By David Castellon, Visalia Times-Delta
June 30, 2015
County leaders have approved the $20,000 purchase of a small parcel of land where a new well will be drilled to supply water for the rural towns of Yettem and Seville.
Wells in both of these north Tulare Countycommunities for years have had problems providing sufficient drinking water, both in volume of water and its quality, said county Resource Management Agency Director Mike Spata.
Seville’s water problems have been the most notorious, having gotten so bad that in 2009 residents asked Tulare County to become temporary receiver of the Seville Water Company.
The Tulare County Superior Court granted the receivership and has since extended it three times. It has managed the aging water system and sought grants to improve it. The problems have included aging, cracked underground pipes that allowed sand and silt to flow into home taps.
Seville’s water problems gained national attention, prompting a visit in March 2011 by aUnited Nations human rights expert studying places around the world with poor water and sanitation systems.
In June of last year, Tulare County officials issued a warning to residents not to drink the water from their taps because testing showed it contained nitrates at higher than maximum levels allowed by law. And more recent problems included poor water pressure.
But things turned around for the tiny community late last year, after the county received a $250,000 state emergency drinking water grant to drill a new, deeper well — less than 50 feet from the old well — that is providing more and cleaner water for Seville.

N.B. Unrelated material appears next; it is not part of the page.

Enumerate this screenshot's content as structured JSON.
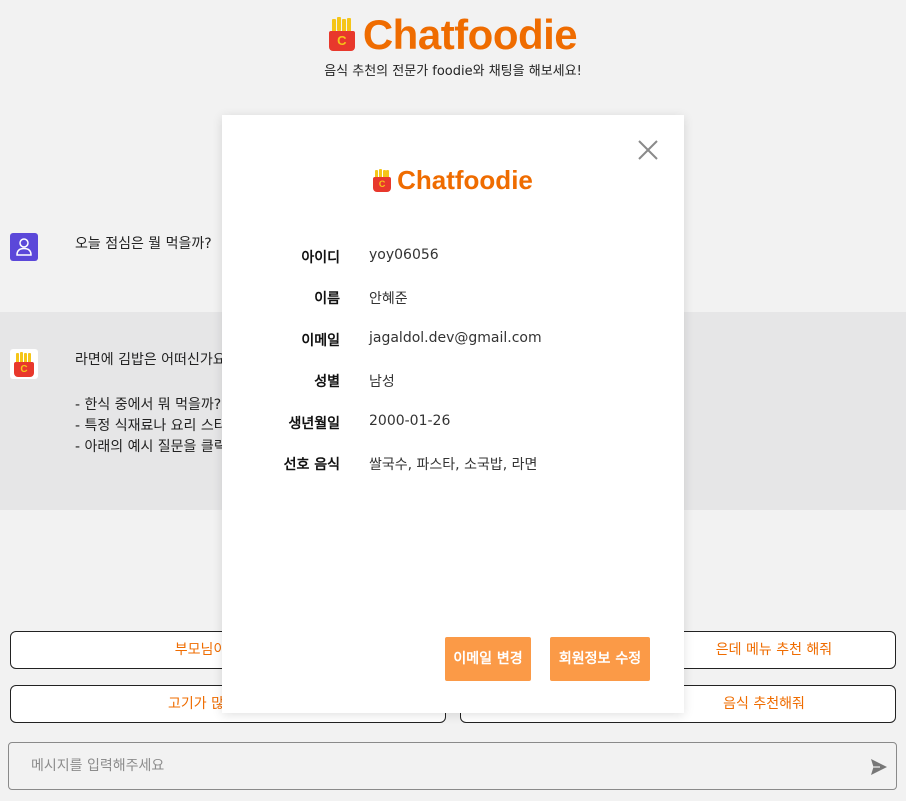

That was only a temporary solution, said Spata, who explained that both Seville and Yettem need more reliable wells. Hence the county is going forward with plans to drill them a joint well.
The .69-acre parcel the county is buying as the well site is at 13547 Ave. 384 in Yettem. Plans call for connected a water line to Seville, about 2.5 miles to the west.
Also during their weekly Board of Supervisors meeting on Tuesday, the members voted 4-1 to set Seville’s new residential water budget, along with a flat, monthly fee of $60 per connected household.
The dissenting vote was cast by Supervisor Phil Cox, noting RMA data that of the 75 water connections in Seville, 32 are at least a year behind in paying their water bills, while some are as much as three years behind.
“I have a problem supporting this [budget],” Cox said. “We came to the rescue, and I think we’re being snubbed.”
Spata noted that because none of the homes in Seville have water meters, the county can’t turn off the flow of water to any of the homes with outstanding water bills.
Supervisor Steve Worthley told Cox that unpaid water bills go on the property tax rolls for those homes, and after five years of non-payment, those properties can be seized and sold by the county, which would take the money owed it from the sale.
“So the clock is ticking.” Worthley said.
Photo Credit: Ron Holman, Visalia Times-Delta